Agilent Hits the Field
That sector is fiber optic field test equipment, the instruments used by technicians to install and maintain single- and multi-mode fiber in carrier networks. This market is said to be growing respectably, even in the downturn, thanks to the many new fiber links required by carrier customers -- as well as the seemingly endless array of Sonet upgrades and readjustments they demand.
Key devices in the sector include portable or "mini" optical time domain reflectometers (OTDRs), which give installers a way to test the ability of a link to handle data traffic by sending a light pulse down the fiber and measuring the strength of the signal. Also in this market are handheld power meters, fault finders, light sources, and optical spectrum analyzers for checking the strength of DWDM channels.
According to market research firm Frost & Sullivan, fiber optic field test gear comprises roughly 30 to 50 percent of a market for physical-layer fiber test instruments that's estimated to be worth $1.5 billion in 2001. The market is expected to continue to grow at well over 20 percent annually for the foreseeable future.
"We're serious about dominating this market," says Peter Schweiger, ONT's channel manager. "In five years' time, we want customers to use our brand name as commonly as they ask for a Kleenex. We want them to say, 'Do you have an Agilent to test that?' 'Did you put the Agilent on that?' "
Since April, Agilent has offered a mini-OTDR and accompanying software toolkit; a power meter, light source, and optical attenuator; and a fiber break locator.
Analysts say Agilent's likely to do well in the sector, because it's already involved in high-end fiber optic test gear for use in labs and in manufacturing environments. Indeed, some observers see ONT as an effort by Agilent to call attention to the rest of its test suite.
"This enables Agilent to remind customers of its higher-end instruments," says Frost & Sullivan senior industry analyst Bal Ganjoo. "I have no doubt they'll do well. Historically, their R&D equipment has been excellent."
Still, competition is tight. Just three companies hold over 50 percent of the market for portable or mini OTDRs, for instance -- and Agilent isn't one of them. Instead, GN Nettest is top dog, with roughly 19.5 percent of about $250 million in mini-OTDR revenues worldwide for 2001, according to Frost & Sullivan. The other two key vendors are EXFO Electro-Optical Engineering Inc. (Nasdaq: EXFO; Toronto: EXF) and Anritsu Corp., in that order.
All three seem oblivious to Agilent's "onslaught." GN Nettest, for instance, says the key differentiator for its mini-OTDR is an optional optical spectrum analyzer module that fits right into the gadget's mainframe, or chassis, giving technicians two instruments in one. Exfo and Anritsu also claim this feature. Exfo says it adds the ability to run multiple tests from one touchscreen, as well as a highly "ruggedized" unit capable of being deployed in a range of outdoor environments without being damaged.

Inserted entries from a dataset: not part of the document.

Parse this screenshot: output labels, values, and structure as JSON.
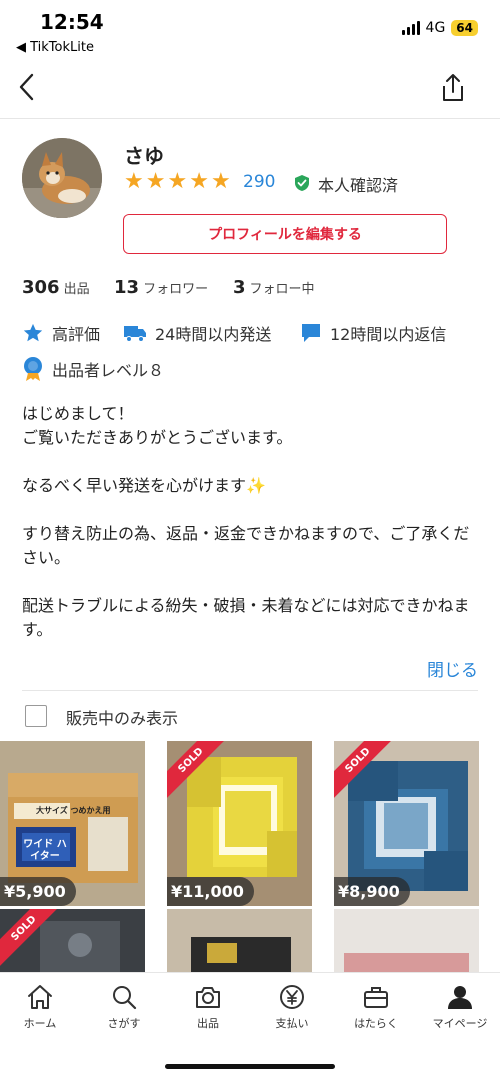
{
  "status_bar": {
    "time": "12:54",
    "back_app": "◀ TikTokLite",
    "network": "4G",
    "battery": "64"
  },
  "profile": {
    "name": "さゆ",
    "rating_count": "290",
    "verified_label": "本人確認済",
    "edit_button": "プロフィールを編集する"
  },
  "stats": [
    {
      "value": "306",
      "label": "出品"
    },
    {
      "value": "13",
      "label": "フォロワー"
    },
    {
      "value": "3",
      "label": "フォロー中"
    }
  ],
  "badges": {
    "high_rating": "高評価",
    "shipping": "24時間以内発送",
    "reply": "12時間以内返信",
    "level": "出品者レベル８"
  },
  "bio": "はじめまして！\nご覧いただきありがとうございます。\n\nなるべく早い発送を心がけます✨\n\nすり替え防止の為、返品・返金できかねますので、ご了承ください。\n\n配送トラブルによる紛失・破損・未着などには対応できかねます。",
  "close_link": "閉じる",
  "filter": {
    "label": "販売中のみ表示"
  },
  "items": [
    {
      "price": "¥5,900",
      "sold": false,
      "box_text": "大サイズ つめかえ用",
      "brand": "ワイド ハイター"
    },
    {
      "price": "¥11,000",
      "sold": true,
      "sold_label": "SOLD"
    },
    {
      "price": "¥8,900",
      "sold": true,
      "sold_label": "SOLD"
    },
    {
      "sold": true,
      "sold_label": "SOLD"
    },
    {
      "sold": false
    },
    {
      "sold": false
    }
  ],
  "tabs": [
    {
      "label": "ホーム",
      "icon": "home-icon"
    },
    {
      "label": "さがす",
      "icon": "search-icon"
    },
    {
      "label": "出品",
      "icon": "camera-icon"
    },
    {
      "label": "支払い",
      "icon": "yen-icon"
    },
    {
      "label": "はたらく",
      "icon": "briefcase-icon"
    },
    {
      "label": "マイページ",
      "icon": "person-icon"
    }
  ],
  "colors": {
    "accent_red": "#e0283d",
    "link_blue": "#2a86d8",
    "star": "#f5a623",
    "verified_green": "#2aa65a"
  }
}
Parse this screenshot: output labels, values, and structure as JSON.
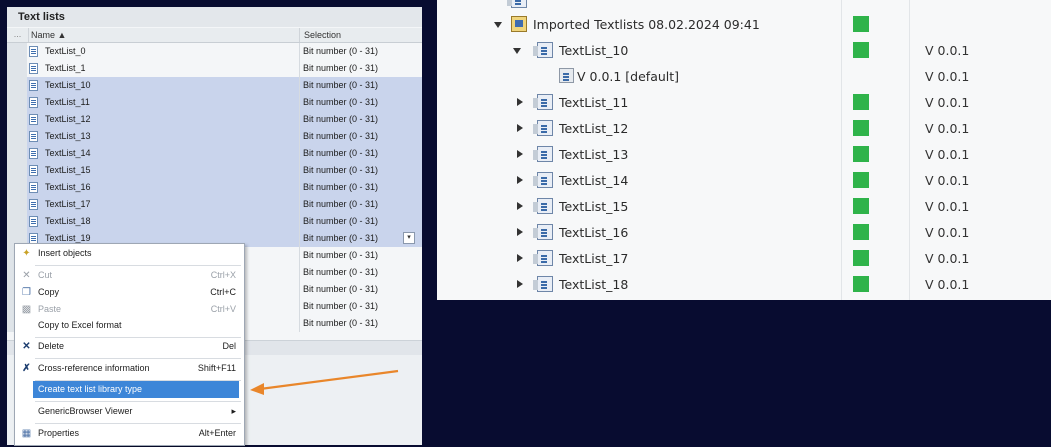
{
  "left": {
    "title": "Text lists",
    "header": {
      "col_name": "Name ▲",
      "col_selection": "Selection",
      "col_gutter": "..."
    },
    "rows": [
      {
        "name": "TextList_0",
        "selection": "Bit number (0 - 31)",
        "selected": false
      },
      {
        "name": "TextList_1",
        "selection": "Bit number (0 - 31)",
        "selected": false
      },
      {
        "name": "TextList_10",
        "selection": "Bit number (0 - 31)",
        "selected": true
      },
      {
        "name": "TextList_11",
        "selection": "Bit number (0 - 31)",
        "selected": true
      },
      {
        "name": "TextList_12",
        "selection": "Bit number (0 - 31)",
        "selected": true
      },
      {
        "name": "TextList_13",
        "selection": "Bit number (0 - 31)",
        "selected": true
      },
      {
        "name": "TextList_14",
        "selection": "Bit number (0 - 31)",
        "selected": true
      },
      {
        "name": "TextList_15",
        "selection": "Bit number (0 - 31)",
        "selected": true
      },
      {
        "name": "TextList_16",
        "selection": "Bit number (0 - 31)",
        "selected": true
      },
      {
        "name": "TextList_17",
        "selection": "Bit number (0 - 31)",
        "selected": true
      },
      {
        "name": "TextList_18",
        "selection": "Bit number (0 - 31)",
        "selected": true
      },
      {
        "name": "TextList_19",
        "selection": "Bit number (0 - 31)",
        "selected": true
      },
      {
        "name": "",
        "selection": "Bit number (0 - 31)",
        "selected": false
      },
      {
        "name": "",
        "selection": "Bit number (0 - 31)",
        "selected": false
      },
      {
        "name": "",
        "selection": "Bit number (0 - 31)",
        "selected": false
      },
      {
        "name": "",
        "selection": "Bit number (0 - 31)",
        "selected": false
      },
      {
        "name": "",
        "selection": "Bit number (0 - 31)",
        "selected": false
      }
    ],
    "dropdown_glyph": "▾"
  },
  "context_menu": {
    "insert": "Insert objects",
    "cut": "Cut",
    "cut_sc": "Ctrl+X",
    "copy": "Copy",
    "copy_sc": "Ctrl+C",
    "paste": "Paste",
    "paste_sc": "Ctrl+V",
    "copy_excel": "Copy to Excel format",
    "delete": "Delete",
    "delete_sc": "Del",
    "xref": "Cross-reference information",
    "xref_sc": "Shift+F11",
    "create_type": "Create text list library type",
    "generic": "GenericBrowser Viewer",
    "generic_arrow": "▸",
    "properties": "Properties",
    "properties_sc": "Alt+Enter"
  },
  "arrow_color": "#e9862a",
  "right": {
    "folder": "Imported Textlists 08.02.2024 09:41",
    "expanded": {
      "name": "TextList_10",
      "version": "V 0.0.1"
    },
    "default_version": {
      "name": "V 0.0.1 [default]",
      "version": "V 0.0.1"
    },
    "items": [
      {
        "name": "TextList_11",
        "version": "V 0.0.1"
      },
      {
        "name": "TextList_12",
        "version": "V 0.0.1"
      },
      {
        "name": "TextList_13",
        "version": "V 0.0.1"
      },
      {
        "name": "TextList_14",
        "version": "V 0.0.1"
      },
      {
        "name": "TextList_15",
        "version": "V 0.0.1"
      },
      {
        "name": "TextList_16",
        "version": "V 0.0.1"
      },
      {
        "name": "TextList_17",
        "version": "V 0.0.1"
      },
      {
        "name": "TextList_18",
        "version": "V 0.0.1"
      }
    ],
    "status_color": "#2fb34a"
  }
}
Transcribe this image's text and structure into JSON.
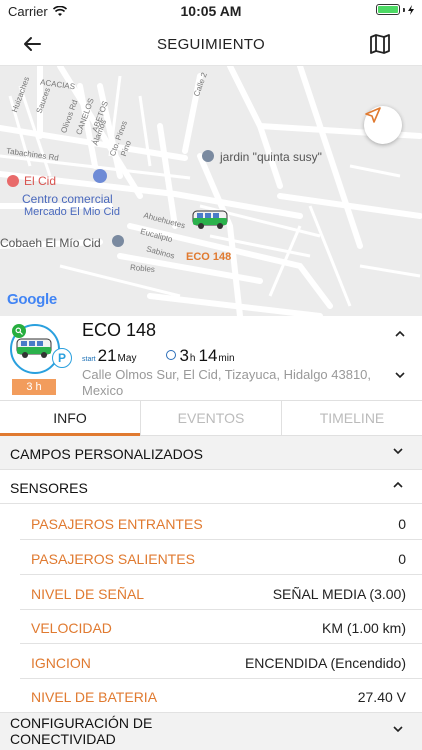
{
  "status_bar": {
    "carrier": "Carrier",
    "time": "10:05 AM"
  },
  "nav": {
    "title": "SEGUIMIENTO"
  },
  "map": {
    "street_labels": [
      "ACACIAS",
      "Huizaches",
      "Sauces",
      "Olivos Rd",
      "CANELOS",
      "ABETOS",
      "Álamos",
      "Cto. Pinos",
      "Pino",
      "Calle 2",
      "Tabachines Rd",
      "Ahuehuetes",
      "Eucalipto",
      "Sabinos",
      "Robles"
    ],
    "poi_garden": "jardin \"quinta susy\"",
    "poi_cid": "El Cid",
    "poi_mall_line1": "Centro comercial",
    "poi_mall_line2": "Mercado El Mio Cid",
    "poi_school": "Cobaeh El Mío Cid",
    "vehicle_label": "ECO 148",
    "attribution": "Google"
  },
  "vehicle": {
    "name": "ECO 148",
    "start_label": "start",
    "start_day": "21",
    "start_month": "May",
    "duration_hours": "3",
    "hours_unit": "h",
    "duration_minutes": "14",
    "minutes_unit": "min",
    "address": "Calle Olmos Sur, El Cid, Tizayuca, Hidalgo 43810, Mexico",
    "time_badge": "3 h",
    "parking_badge": "P"
  },
  "tabs": [
    {
      "label": "INFO",
      "active": true
    },
    {
      "label": "EVENTOS",
      "active": false
    },
    {
      "label": "TIMELINE",
      "active": false
    }
  ],
  "sections": {
    "custom_fields": "CAMPOS PERSONALIZADOS",
    "sensors": "SENSORES",
    "connectivity": "CONFIGURACIÓN DE CONECTIVIDAD"
  },
  "sensors": [
    {
      "name": "PASAJEROS ENTRANTES",
      "value": "0"
    },
    {
      "name": "PASAJEROS SALIENTES",
      "value": "0"
    },
    {
      "name": "NIVEL DE SEÑAL",
      "value": "SEÑAL MEDIA (3.00)"
    },
    {
      "name": "VELOCIDAD",
      "value": "KM (1.00 km)"
    },
    {
      "name": "IGNCION",
      "value": "ENCENDIDA (Encendido)"
    },
    {
      "name": "NIVEL DE BATERIA",
      "value": "27.40 V"
    }
  ],
  "colors": {
    "accent": "#e07a30",
    "brand_blue": "#2aa0de",
    "status_green": "#27ae3f"
  }
}
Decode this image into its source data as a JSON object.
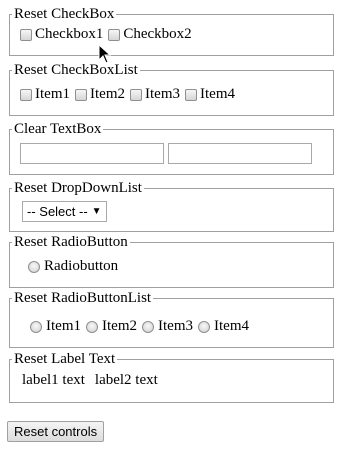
{
  "sections": {
    "checkbox": {
      "legend": "Reset CheckBox",
      "items": [
        {
          "label": "Checkbox1",
          "checked": false
        },
        {
          "label": "Checkbox2",
          "checked": false
        }
      ]
    },
    "checkboxlist": {
      "legend": "Reset CheckBoxList",
      "items": [
        {
          "label": "Item1",
          "checked": false
        },
        {
          "label": "Item2",
          "checked": false
        },
        {
          "label": "Item3",
          "checked": false
        },
        {
          "label": "Item4",
          "checked": false
        }
      ]
    },
    "textbox": {
      "legend": "Clear TextBox",
      "values": [
        "",
        ""
      ]
    },
    "dropdown": {
      "legend": "Reset DropDownList",
      "selected": "-- Select --"
    },
    "radiobutton": {
      "legend": "Reset RadioButton",
      "label": "Radiobutton",
      "checked": false
    },
    "radiolist": {
      "legend": "Reset RadioButtonList",
      "items": [
        {
          "label": "Item1",
          "checked": false
        },
        {
          "label": "Item2",
          "checked": false
        },
        {
          "label": "Item3",
          "checked": false
        },
        {
          "label": "Item4",
          "checked": false
        }
      ]
    },
    "label": {
      "legend": "Reset Label Text",
      "label1": "label1 text",
      "label2": "label2 text"
    }
  },
  "reset_button": "Reset controls",
  "icons": {
    "cursor": "mouse-pointer-icon",
    "dropdown_arrow": "triangle-down-icon"
  }
}
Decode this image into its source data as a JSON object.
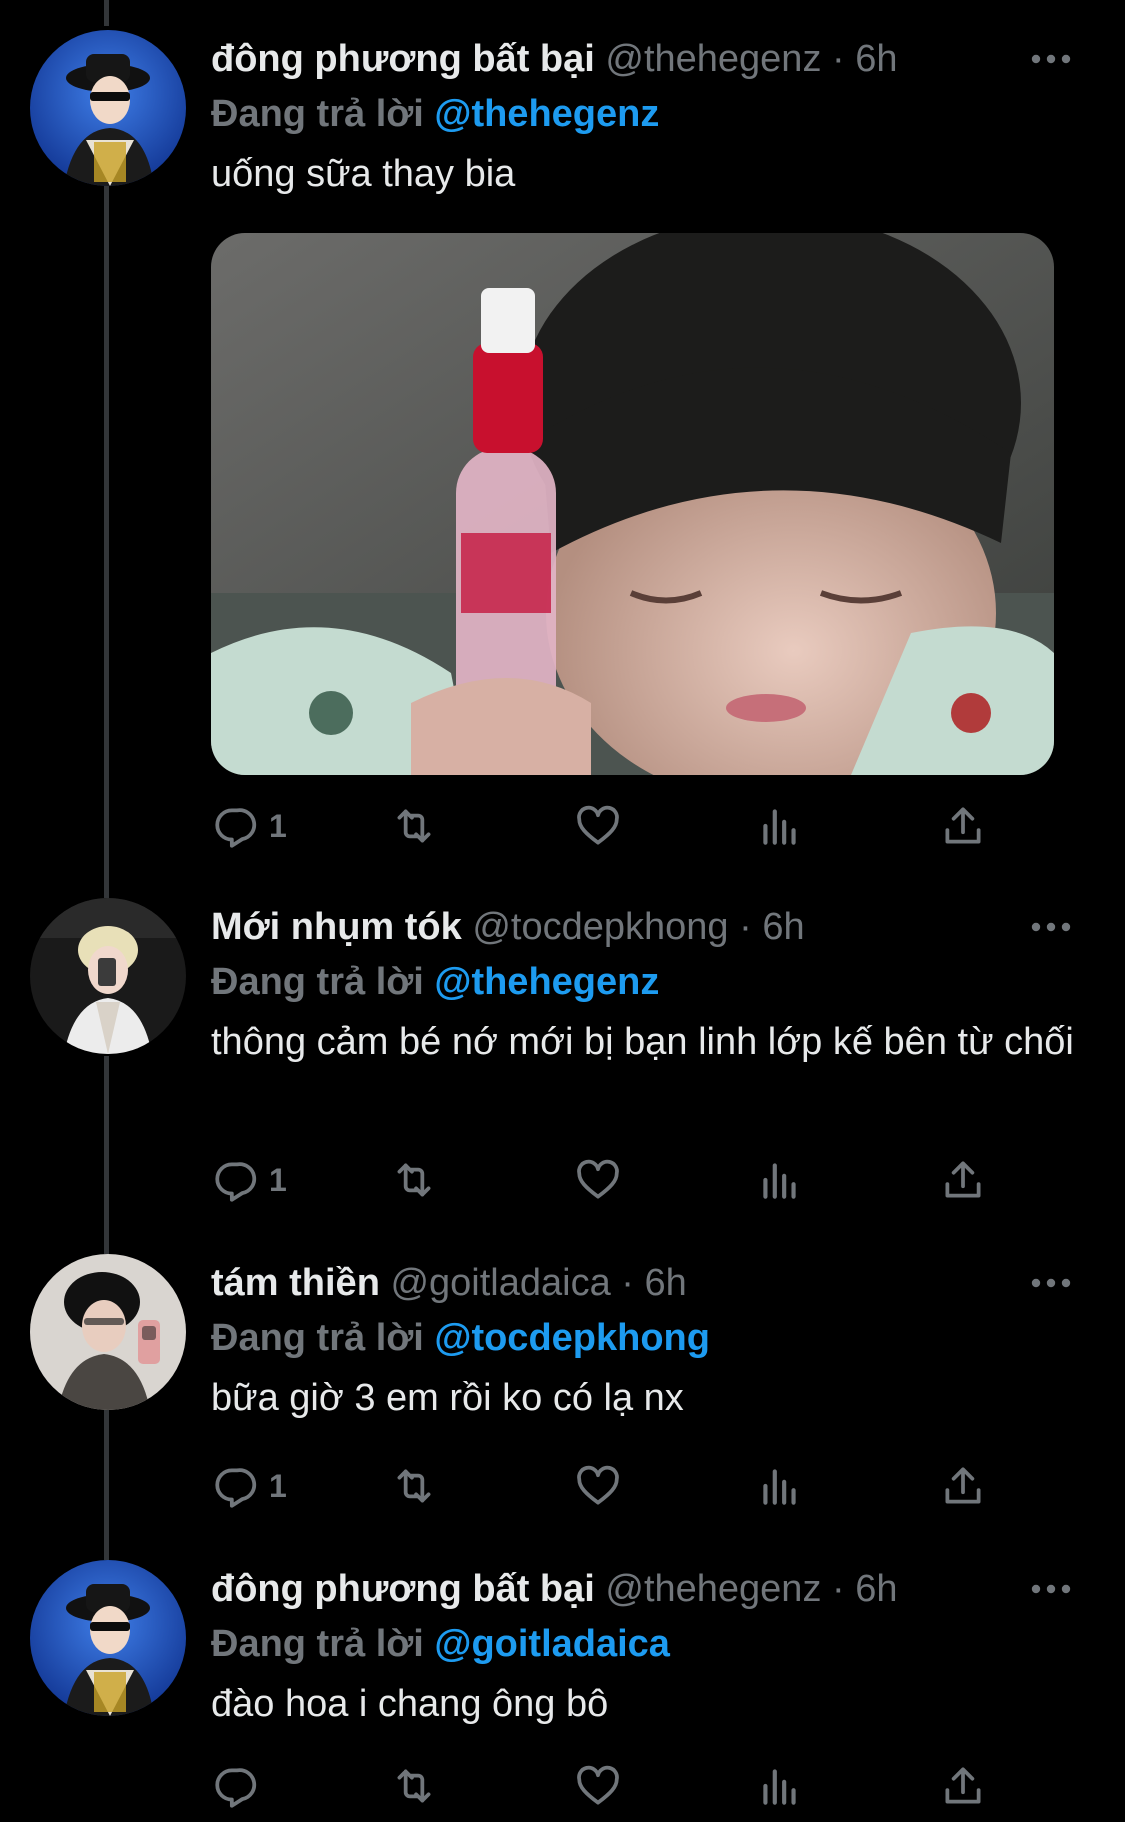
{
  "colors": {
    "background": "#000000",
    "text": "#e7e9ea",
    "muted": "#71767b",
    "accent": "#1d9bf0",
    "thread_line": "#333639"
  },
  "tweets": [
    {
      "name": "đông phương bất bại",
      "handle": "@thehegenz",
      "time": "6h",
      "replying_label": "Đang trả lời",
      "replying_to": "@thehegenz",
      "text": "uống sữa thay bia",
      "has_media": true,
      "reply_count": "1",
      "avatar_icon": "user-avatar"
    },
    {
      "name": "Mới nhụm tók",
      "handle": "@tocdepkhong",
      "time": "6h",
      "replying_label": "Đang trả lời",
      "replying_to": "@thehegenz",
      "text": "thông cảm bé nớ mới bị bạn linh lớp kế bên từ chối",
      "reply_count": "1",
      "avatar_icon": "user-avatar"
    },
    {
      "name": "tám thiền",
      "handle": "@goitladaica",
      "time": "6h",
      "replying_label": "Đang trả lời",
      "replying_to": "@tocdepkhong",
      "text": "bữa giờ 3 em rồi ko có lạ nx",
      "reply_count": "1",
      "avatar_icon": "user-avatar"
    },
    {
      "name": "đông phương bất bại",
      "handle": "@thehegenz",
      "time": "6h",
      "replying_label": "Đang trả lời",
      "replying_to": "@goitladaica",
      "text": "đào hoa i chang ông bô",
      "reply_count": "",
      "avatar_icon": "user-avatar"
    }
  ],
  "action_icons": [
    "reply-icon",
    "retweet-icon",
    "like-icon",
    "views-icon",
    "share-icon"
  ]
}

For its part, Agilent doesn't offer a spectrum analyzer for use with its mini-OTDR, saying it's opted to eschew the extra weight and cost such an analyzer would add. Agilent also claims its product will run up to eight times faster than Nettest's or Exfo's. And, according to Agilent, the importance of delivering faster results in the field is second only to that of the increased automation that helps eliminate "truck rolls" for carrier customers.
Both GN Nettest and Exfo, which reign in the field test sector, are aiming to launch high-end R&D to compete with Agilent, which leads in the lab. According to Ganjoo, they're aiming, like Agilent, to round out their product lines in order to tackle related opportunities.
"A lot of these devices, such as mini-OTDRs, are starting to be used in the lab as well as the field," Ganjoo says. This makes it tough to set an exact figure on the percentage of all physical-layer test gear that's sold for field use. Apparently, Agilent and other competitors in this market are intent on making the most of the blurred distinctions.
— Mary Jander, Senior Editor, Light Reading